- [Exercise instructions] Within the entries that follow, report how many lines contain the word "this", giving the number by itself.

- [The data]
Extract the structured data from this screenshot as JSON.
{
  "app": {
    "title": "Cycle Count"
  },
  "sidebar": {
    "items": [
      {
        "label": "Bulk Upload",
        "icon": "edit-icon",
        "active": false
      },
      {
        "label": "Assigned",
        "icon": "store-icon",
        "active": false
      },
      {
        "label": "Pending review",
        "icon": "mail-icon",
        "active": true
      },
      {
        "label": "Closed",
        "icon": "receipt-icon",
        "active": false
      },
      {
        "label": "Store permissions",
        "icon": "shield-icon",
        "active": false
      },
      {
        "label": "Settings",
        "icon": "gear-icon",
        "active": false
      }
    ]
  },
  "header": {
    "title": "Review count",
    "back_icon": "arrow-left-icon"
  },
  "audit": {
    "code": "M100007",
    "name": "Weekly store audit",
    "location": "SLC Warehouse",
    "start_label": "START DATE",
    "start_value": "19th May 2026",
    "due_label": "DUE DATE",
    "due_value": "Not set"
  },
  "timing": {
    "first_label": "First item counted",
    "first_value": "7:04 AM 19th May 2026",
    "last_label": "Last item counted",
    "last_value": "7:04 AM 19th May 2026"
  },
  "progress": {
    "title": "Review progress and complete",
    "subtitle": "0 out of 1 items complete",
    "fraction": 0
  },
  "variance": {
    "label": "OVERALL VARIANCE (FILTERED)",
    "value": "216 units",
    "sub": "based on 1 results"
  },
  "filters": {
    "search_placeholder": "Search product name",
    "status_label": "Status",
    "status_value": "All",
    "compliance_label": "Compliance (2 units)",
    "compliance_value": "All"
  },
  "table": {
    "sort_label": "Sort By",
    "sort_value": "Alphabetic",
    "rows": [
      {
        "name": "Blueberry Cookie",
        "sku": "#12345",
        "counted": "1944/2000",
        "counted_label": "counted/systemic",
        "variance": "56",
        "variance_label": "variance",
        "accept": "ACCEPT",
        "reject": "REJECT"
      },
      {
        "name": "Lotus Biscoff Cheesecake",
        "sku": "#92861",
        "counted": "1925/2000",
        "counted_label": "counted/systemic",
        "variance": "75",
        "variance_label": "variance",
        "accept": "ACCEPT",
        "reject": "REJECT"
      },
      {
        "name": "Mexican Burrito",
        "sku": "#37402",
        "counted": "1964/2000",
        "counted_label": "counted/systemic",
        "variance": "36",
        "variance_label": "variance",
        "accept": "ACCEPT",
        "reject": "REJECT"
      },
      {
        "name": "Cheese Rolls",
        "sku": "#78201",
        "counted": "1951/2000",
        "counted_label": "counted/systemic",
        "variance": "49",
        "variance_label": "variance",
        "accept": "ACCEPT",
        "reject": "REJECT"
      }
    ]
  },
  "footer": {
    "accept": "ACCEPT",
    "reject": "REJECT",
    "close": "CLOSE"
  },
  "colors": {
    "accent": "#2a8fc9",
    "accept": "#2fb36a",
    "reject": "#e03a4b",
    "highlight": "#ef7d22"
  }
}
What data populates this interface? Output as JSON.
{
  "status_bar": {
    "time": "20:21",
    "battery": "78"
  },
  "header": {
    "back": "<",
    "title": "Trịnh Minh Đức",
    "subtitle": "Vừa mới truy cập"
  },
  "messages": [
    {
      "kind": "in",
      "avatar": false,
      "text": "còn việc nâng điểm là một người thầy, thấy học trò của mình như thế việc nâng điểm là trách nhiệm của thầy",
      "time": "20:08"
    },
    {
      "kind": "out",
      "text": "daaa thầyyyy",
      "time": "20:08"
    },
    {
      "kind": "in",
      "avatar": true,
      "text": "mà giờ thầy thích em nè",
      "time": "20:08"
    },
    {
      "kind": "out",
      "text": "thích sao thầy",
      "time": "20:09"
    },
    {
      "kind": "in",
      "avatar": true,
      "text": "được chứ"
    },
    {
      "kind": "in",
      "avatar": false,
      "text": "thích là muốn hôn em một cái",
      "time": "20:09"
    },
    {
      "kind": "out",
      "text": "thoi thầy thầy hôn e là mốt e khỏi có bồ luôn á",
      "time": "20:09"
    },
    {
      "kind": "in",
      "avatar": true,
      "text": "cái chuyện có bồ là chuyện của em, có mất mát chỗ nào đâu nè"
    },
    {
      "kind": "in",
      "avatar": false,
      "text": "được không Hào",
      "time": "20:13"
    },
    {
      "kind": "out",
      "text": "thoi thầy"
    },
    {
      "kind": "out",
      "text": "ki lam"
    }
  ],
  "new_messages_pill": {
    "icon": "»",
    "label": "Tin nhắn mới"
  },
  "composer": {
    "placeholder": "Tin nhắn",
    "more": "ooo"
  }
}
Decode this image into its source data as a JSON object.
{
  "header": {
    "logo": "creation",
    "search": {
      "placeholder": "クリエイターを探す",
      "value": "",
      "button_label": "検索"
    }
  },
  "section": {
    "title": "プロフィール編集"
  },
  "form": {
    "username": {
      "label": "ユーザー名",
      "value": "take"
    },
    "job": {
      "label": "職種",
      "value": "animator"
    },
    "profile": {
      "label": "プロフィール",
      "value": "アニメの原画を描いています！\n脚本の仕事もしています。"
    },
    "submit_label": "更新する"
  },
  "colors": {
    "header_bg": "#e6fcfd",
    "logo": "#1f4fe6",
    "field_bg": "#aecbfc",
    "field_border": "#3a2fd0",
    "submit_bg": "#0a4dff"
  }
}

- [Solution below] 3